Diligence has further links to the US via the heavyweight Republican lobbying firm Barbour Griffith & Rogers (BGR) which has invested in the business, Diligence also works in association with New Bridge Strategies, a US firm with links to BGR that was set up to help companies secure Iraqi contracts. Clients are understood to include the American governmental agency USAID and a number of companies associated with Halliburton. For Day "We will go where there's a market for our services. People just feel uncomfortable in emerging markets."

Business Week] reported how KPMG the accounting giant was infiltrated by Diligence in 2005. Barbour Griffith & Rogers, one of the most formidable lobbying firms in Washington, represented a Russian conglomerate whose archrival, IPOC International Growth Fund Ltd., was being audited by KPMG's Bermuda office. Day posed as an MI5 agent and got an accountant to drop off inside information. Business Week adds this (note the mention of Alfa):

"From the start, Diligence's goal was clear, if far from simple: Infiltrate KPMG to obtain advance information about the audit of IPOC, an investment fund based in Bermuda. Russian conglomerate Alfa Group Consortium hired Barbour Griffith & Rogers through a subsidiary, and the lobbying firm in turn hired Diligence. Alfa is dueling with IPOC for a large stake in the Russian telecom company MegaFon. "We have a good chance of success on this project," Day wrote in an internal Diligence memo, referring to the Bermuda espionage effort. The memo, which BusinessWeek reviewed, added: "We are doing it in a way which gives plausible deniability, and therefore virtually no chance of discovery." Similar Diligence operations, the memo noted, had been successful before."

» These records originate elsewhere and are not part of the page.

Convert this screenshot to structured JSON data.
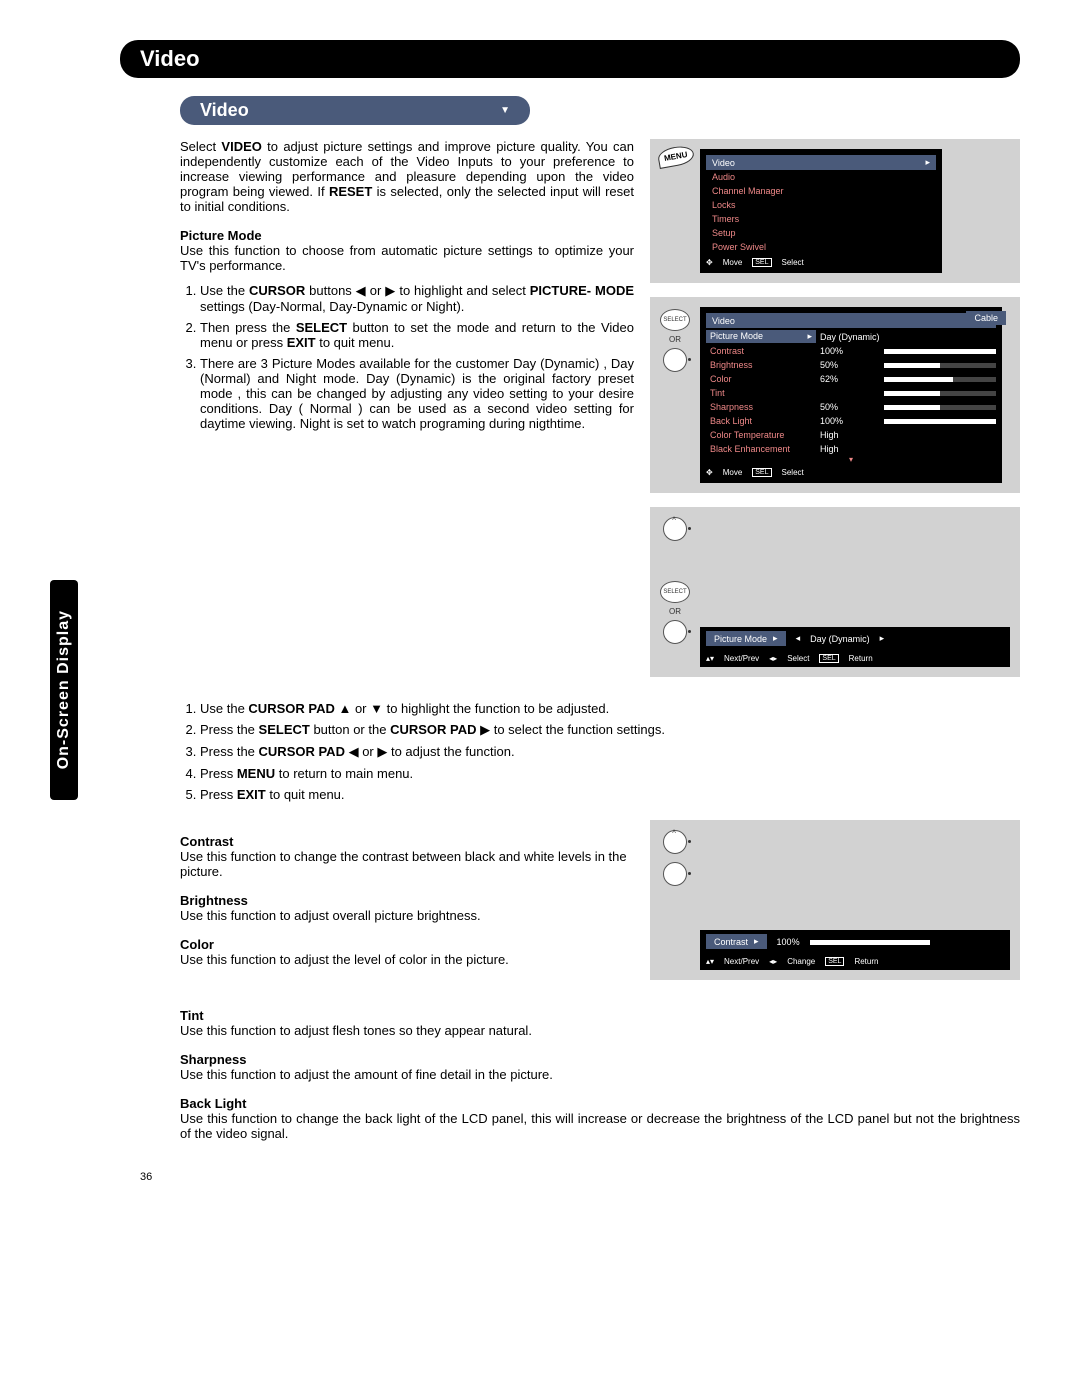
{
  "sideTab": "On-Screen Display",
  "sectionTitle": "Video",
  "subTitle": "Video",
  "intro": {
    "prefix": "Select ",
    "videoWord": "VIDEO",
    "mid": " to adjust picture settings and improve picture quality. You can independently customize each of the Video Inputs to your preference to increase viewing performance and pleasure depending upon the video program being viewed. If ",
    "resetWord": "RESET",
    "suffix": " is selected, only the selected input will reset to initial conditions."
  },
  "pictureMode": {
    "title": "Picture Mode",
    "desc": "Use this function to choose from automatic picture settings to optimize your TV's performance.",
    "steps": [
      {
        "pre": "Use the ",
        "b1": "CURSOR",
        "mid1": " buttons ◀ or ▶ to highlight and select ",
        "b2": "PICTURE- MODE",
        "mid2": " settings (Day-Normal, Day-Dynamic or Night)."
      },
      {
        "pre": "Then press the ",
        "b1": "SELECT",
        "mid1": " button to set the mode and return to the Video menu or press ",
        "b2": "EXIT",
        "mid2": " to quit menu."
      },
      {
        "pre": "There are 3 Picture Modes  available for the customer Day (Dynamic) , Day (Normal) and Night mode. Day (Dynamic) is the original factory preset mode , this can be changed by adjusting any video setting  to your desire conditions. Day ( Normal ) can be used as a second video setting for daytime viewing. Night is set to watch programing during nigthtime."
      }
    ]
  },
  "generalSteps": [
    {
      "pre": "Use the ",
      "b": "CURSOR PAD",
      "suf": " ▲ or ▼ to highlight the function to be adjusted."
    },
    {
      "pre": "Press the ",
      "b": "SELECT",
      "mid": " button or the ",
      "b2": "CURSOR PAD",
      "suf": " ▶ to select the function settings."
    },
    {
      "pre": "Press the ",
      "b": "CURSOR PAD",
      "suf": " ◀ or ▶ to adjust the function."
    },
    {
      "pre": "Press ",
      "b": "MENU",
      "suf": " to return to main menu."
    },
    {
      "pre": "Press ",
      "b": "EXIT",
      "suf": " to quit menu."
    }
  ],
  "defs": {
    "contrast": {
      "t": "Contrast",
      "d": "Use this function to change the contrast between black and white levels in the picture."
    },
    "brightness": {
      "t": "Brightness",
      "d": "Use this function to adjust overall picture brightness."
    },
    "color": {
      "t": "Color",
      "d": "Use this function to adjust the level of color in the picture."
    },
    "tint": {
      "t": "Tint",
      "d": "Use this function to adjust flesh tones so they appear natural."
    },
    "sharpness": {
      "t": "Sharpness",
      "d": "Use this function to adjust the amount of fine detail in the picture."
    },
    "backlight": {
      "t": "Back Light",
      "d": "Use this function to change the back light of the LCD panel, this will increase or decrease the brightness of the LCD panel but not the brightness of the video signal."
    }
  },
  "osd1": {
    "menuBadge": "MENU",
    "items": [
      "Video",
      "Audio",
      "Channel Manager",
      "Locks",
      "Timers",
      "Setup",
      "Power Swivel"
    ],
    "hintMove": "Move",
    "hintSel": "Select",
    "selBox": "SEL"
  },
  "osd2": {
    "selectBtn": "SELECT",
    "or": "OR",
    "header": "Video",
    "cable": "Cable",
    "rows": [
      {
        "l": "Picture Mode",
        "v": "Day (Dynamic)",
        "bar": null,
        "sel": true
      },
      {
        "l": "Contrast",
        "v": "100%",
        "bar": 100
      },
      {
        "l": "Brightness",
        "v": "50%",
        "bar": 50
      },
      {
        "l": "Color",
        "v": "62%",
        "bar": 62
      },
      {
        "l": "Tint",
        "v": "",
        "bar": 50
      },
      {
        "l": "Sharpness",
        "v": "50%",
        "bar": 50
      },
      {
        "l": "Back Light",
        "v": "100%",
        "bar": 100
      },
      {
        "l": "Color Temperature",
        "v": "High",
        "bar": null
      },
      {
        "l": "Black Enhancement",
        "v": "High",
        "bar": null
      }
    ],
    "hintMove": "Move",
    "hintSel": "Select",
    "selBox": "SEL"
  },
  "osd3": {
    "selectBtn": "SELECT",
    "or": "OR",
    "label": "Picture Mode",
    "value": "Day (Dynamic)",
    "hintNext": "Next/Prev",
    "hintSelect": "Select",
    "hintReturn": "Return",
    "selBox": "SEL"
  },
  "osd4": {
    "label": "Contrast",
    "value": "100%",
    "bar": 100,
    "hintNext": "Next/Prev",
    "hintChange": "Change",
    "hintReturn": "Return",
    "selBox": "SEL"
  },
  "pageNum": "36"
}
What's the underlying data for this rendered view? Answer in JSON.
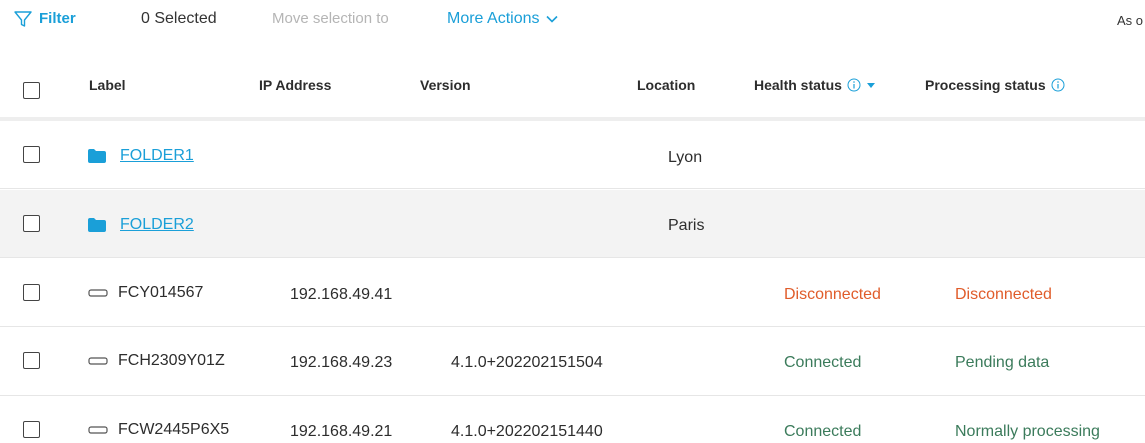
{
  "toolbar": {
    "filter_label": "Filter",
    "selected_label": "0 Selected",
    "move_label": "Move selection to",
    "more_actions_label": "More Actions",
    "as_of_label": "As o"
  },
  "colors": {
    "accent": "#1a9fd8",
    "disconnected": "#e05c2a",
    "connected": "#3b7b5b"
  },
  "table": {
    "columns": {
      "label": "Label",
      "ip": "IP Address",
      "version": "Version",
      "location": "Location",
      "health": "Health status",
      "processing": "Processing status"
    },
    "rows": [
      {
        "type": "folder",
        "label": "FOLDER1",
        "ip": "",
        "version": "",
        "location": "Lyon",
        "health": "",
        "processing": ""
      },
      {
        "type": "folder",
        "label": "FOLDER2",
        "ip": "",
        "version": "",
        "location": "Paris",
        "health": "",
        "processing": ""
      },
      {
        "type": "device",
        "label": "FCY014567",
        "ip": "192.168.49.41",
        "version": "",
        "location": "",
        "health": "Disconnected",
        "processing": "Disconnected"
      },
      {
        "type": "device",
        "label": "FCH2309Y01Z",
        "ip": "192.168.49.23",
        "version": "4.1.0+202202151504",
        "location": "",
        "health": "Connected",
        "processing": "Pending data"
      },
      {
        "type": "device",
        "label": "FCW2445P6X5",
        "ip": "192.168.49.21",
        "version": "4.1.0+202202151440",
        "location": "",
        "health": "Connected",
        "processing": "Normally processing"
      }
    ]
  }
}
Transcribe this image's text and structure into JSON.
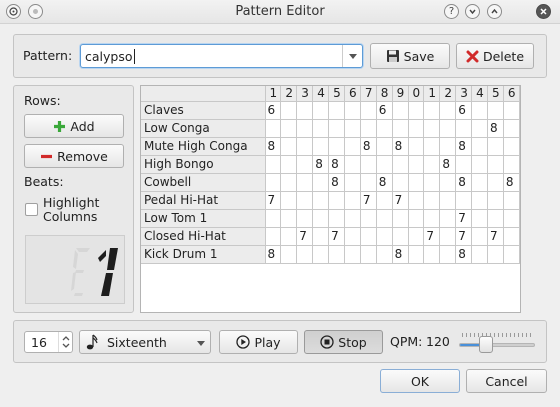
{
  "window": {
    "title": "Pattern Editor"
  },
  "pattern": {
    "label": "Pattern:",
    "value": "calypso",
    "save_label": "Save",
    "delete_label": "Delete"
  },
  "rows_panel": {
    "rows_label": "Rows:",
    "add_label": "Add",
    "remove_label": "Remove",
    "beats_label": "Beats:",
    "highlight_label_line1": "Highlight",
    "highlight_label_line2": "Columns",
    "highlight_checked": false,
    "lcd_value": "1"
  },
  "grid": {
    "columns": [
      "1",
      "2",
      "3",
      "4",
      "5",
      "6",
      "7",
      "8",
      "9",
      "0",
      "1",
      "2",
      "3",
      "4",
      "5",
      "6"
    ],
    "rows": [
      {
        "name": "Claves",
        "cells": [
          "6",
          "",
          "",
          "",
          "",
          "",
          "",
          "6",
          "",
          "",
          "",
          "",
          "6",
          "",
          "",
          ""
        ]
      },
      {
        "name": "Low Conga",
        "cells": [
          "",
          "",
          "",
          "",
          "",
          "",
          "",
          "",
          "",
          "",
          "",
          "",
          "",
          "",
          "8",
          ""
        ]
      },
      {
        "name": "Mute High Conga",
        "cells": [
          "8",
          "",
          "",
          "",
          "",
          "",
          "8",
          "",
          "8",
          "",
          "",
          "",
          "8",
          "",
          "",
          ""
        ]
      },
      {
        "name": "High Bongo",
        "cells": [
          "",
          "",
          "",
          "8",
          "8",
          "",
          "",
          "",
          "",
          "",
          "",
          "8",
          "",
          "",
          "",
          ""
        ]
      },
      {
        "name": "Cowbell",
        "cells": [
          "",
          "",
          "",
          "",
          "8",
          "",
          "",
          "8",
          "",
          "",
          "",
          "",
          "8",
          "",
          "",
          "8"
        ]
      },
      {
        "name": "Pedal Hi-Hat",
        "cells": [
          "7",
          "",
          "",
          "",
          "",
          "",
          "7",
          "",
          "7",
          "",
          "",
          "",
          "",
          "",
          "",
          ""
        ]
      },
      {
        "name": "Low Tom 1",
        "cells": [
          "",
          "",
          "",
          "",
          "",
          "",
          "",
          "",
          "",
          "",
          "",
          "",
          "7",
          "",
          "",
          ""
        ]
      },
      {
        "name": "Closed Hi-Hat",
        "cells": [
          "",
          "",
          "7",
          "",
          "7",
          "",
          "",
          "",
          "",
          "",
          "7",
          "",
          "7",
          "",
          "7",
          ""
        ]
      },
      {
        "name": "Kick Drum 1",
        "cells": [
          "8",
          "",
          "",
          "",
          "",
          "",
          "",
          "",
          "8",
          "",
          "",
          "",
          "8",
          "",
          "",
          ""
        ]
      }
    ]
  },
  "transport": {
    "count_value": "16",
    "note_value": "Sixteenth",
    "play_label": "Play",
    "stop_label": "Stop",
    "qpm_label": "QPM:",
    "qpm_value": "120",
    "qpm_level": 0.35
  },
  "dialog": {
    "ok_label": "OK",
    "cancel_label": "Cancel"
  },
  "colors": {
    "accent": "#4a90d9",
    "delete_red": "#d12a2a",
    "add_green": "#3aa83a"
  }
}
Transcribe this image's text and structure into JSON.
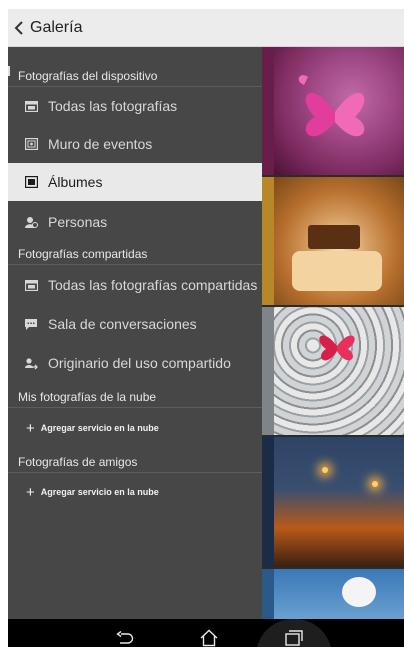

Richard Burt of Diligence's Advisory board is also Alfa Bank’s Senior Advisory Board in Moscow and as International Director of Barbour, Griffith and Rogers (who share Diligence's offices). On IPOC itself: one reader response in Businessweek states: "Try "googling" this: "IPOC" + "Leonid Reiman" + "Money Laundering". Nearly 300 hits."

In 2005, KPMG Financial Advisory Services sued Diligence for fraud and unjust enrichment in U.S. District Court in Washington. On June 20, 2006, the case settled. Diligence paid KPMG $1.7 million, according to Business Week IPOC sued both Diligence and Barbour Griffith & Rogers in the same District Court, alleging civil conspiracy, unjust enrichment, and other misdeeds. That case is pending.


As head of Diligence, Day has been involved in helping British firms to enter Libya. Following the controversy over the release of Abdulbaset al-Megrahi, Day told The Times:

“It was an open secret on the ground there that other oil firms were not encountering the same difficulties that BP had ... because the issue of al-Megrahi was unresolved.
“Any government has the overwhelming priority of ensuring the economic wellbeing of the country, protecting national security and furthering bilateral relations. This is clearly what Britain was doing in this case — and there is nothing wrong with it. The problem is that governments do not always feel able to tell people the whole truth.”[1]


  1. Tom Baldwin and Philip Webster, BP lobbied Jack Straw before he changed mind over Lockerbie bomber, The Times, 4 September 2009.